It is a fact of political life that the 2012 presidential election will not turn on foreign policy. Unless something terrible happens between now and November, the focus of most voters will remain on the country’s failing economy. That’s probably okay with Mitt Romney because, unlike most Republican nominees in recent decades, prowess in foreign policy and defense issues are not among his strengths. According to New York Times columnist David Brooks, Romney’s inability to delineate strong points of disagreement with President Obama’s policies is not only a sign of the GOP standard bearer’s weakness but an indication that the incumbent can go to the people claiming to be a success on foreign policy. Though Brooks is right to characterize Romney as having done an inadequate job of articulating his foreign policy vision, his praise for the president is undeserved.
Brooks likes the fact that, for all of his hope and change rhetoric when first running for re-election, President Obama has proved to be no bold visionary on foreign affairs. The columnist believes ours is a time when nuance and a grasp of the complexities of a changing world are paramount. But contrary to Brooks’ belief, most of what we’ve gotten out of Washington since January 2009 is not smart power but muddled policies that are the product of indecisive thinking and a lack of principle. Though the president’s record is not without his successes (as you may have heard, he killed Osama bin Laden), on the big issues of dealing with the nuclear threat from Iran, a resurgent and authoritarian Russia, China and the Middle East peace process, Obama must be judged a thorough failure.

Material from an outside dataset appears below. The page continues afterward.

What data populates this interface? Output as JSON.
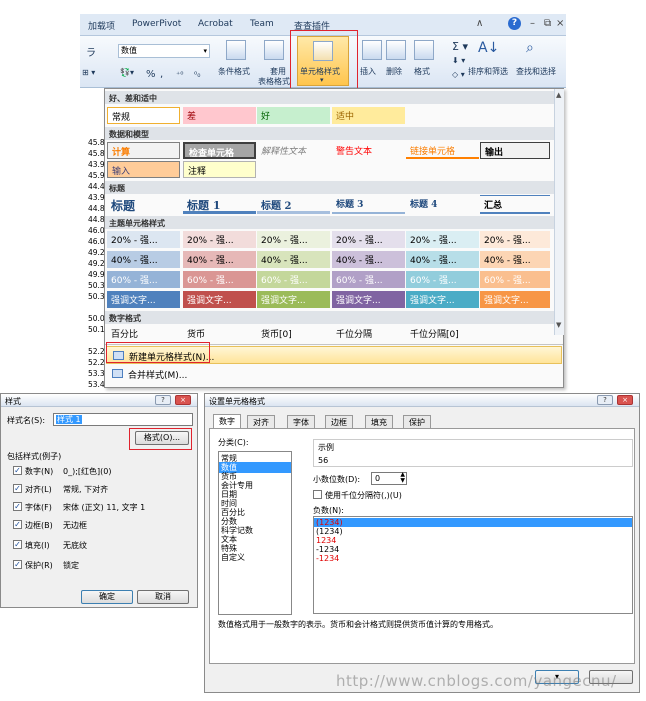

Brooks seems enamored of the ambivalence at the heart of many of the president’s foreign policy stands, but that says more about his own confusion about the issues than it does about the administration’s genius. In particular, he seems to think that Obama’s attempt to kick the can down the road on Iran is wise. Brooks deserves credit for stating that this is the president’s clear intention, as the administration and most of its apologists and cheerleaders have bitterly disputed that this is the case despite the overwhelming proof that the White House’s goal is simply to prevaricate on the issue until after the November election. But the Times columnist’s belief that “the delicate dance” that is the president’s excuse for a policy is “useful,” is hard to defend.
Having wasted most of his term on feckless attempts to engage the Iranians and futile diplomacy, all he has appeared to accomplish is to convince Tehran that he isn’t really interested in taking action and is just hoping that something will turn up that will relieve him of the obligation to do something or, as is more likely, to excuse his continued inaction.
Far from “moving aggressively to defeat enemies and to champion democracy,” he has done neither. Even Brooks concedes that his decision to stay and fight in Afghanistan, a stand that deserved praise, was fatally undermined by his setting a date for the withdrawal of American troops that made it clear to the Taliban that all they had to do was to survive until the bug out commenced. As for democracy promotion, this is a point on which the president’s intent to differentiate himself from his predecessor has been heard louder than anything else. It has been decades since we have had a president who was less interested in human rights than Obama, as his disgraceful refusal to back dissidents in Iran showed. Rather than the Arab Spring highlighting the president’s skill, his characteristic ambivalence has resulted in the United States getting the worst of both worlds. Traditional authoritarian allies have fallen without Obama getting the credit while anti-democratic Islamists who hate America and present a profound threat have achieved power. While Libya may be credited as a success (at least for now) for Obama’s “lead from behind” strategy, in Syria it has been a disaster as a far more dangerous country appears on the brink of civil war. The fact that the president touts a destructive force such as Turkey’s Prime Minister Recep Tayyip Erdoğan as his favorite foreign leader tells you everything you need to know about Obama’s misguided approach.
The Middle East peace process is another area where again Brooks must admit that Obama took a difficult problem and made it far worse. By distancing himself from Israel, he encouraged Palestinian intransigence and alienated America’s ally, leaving the region in worse shape than before.
As for Russia, where Brooks sees wisdom, observers who are less enamored of the president can only see appeasement and indecision that, again, alienated our allies and emboldened the Putin regime to believe it can thwart American interests with impunity.
This is a record that seems to speak more of failure than success. One can applaud the president’s willingness to use drones to kill terrorists while still understanding that this is no substitute for a coherent vision of how to deal with threats. Mitt Romney needs to speak out more on foreign policy and give us a better idea of what he will do differently other than not bashing Israel (though this is not a minor point). If there are votes to be won on foreign policy, President Obama does not deserve them.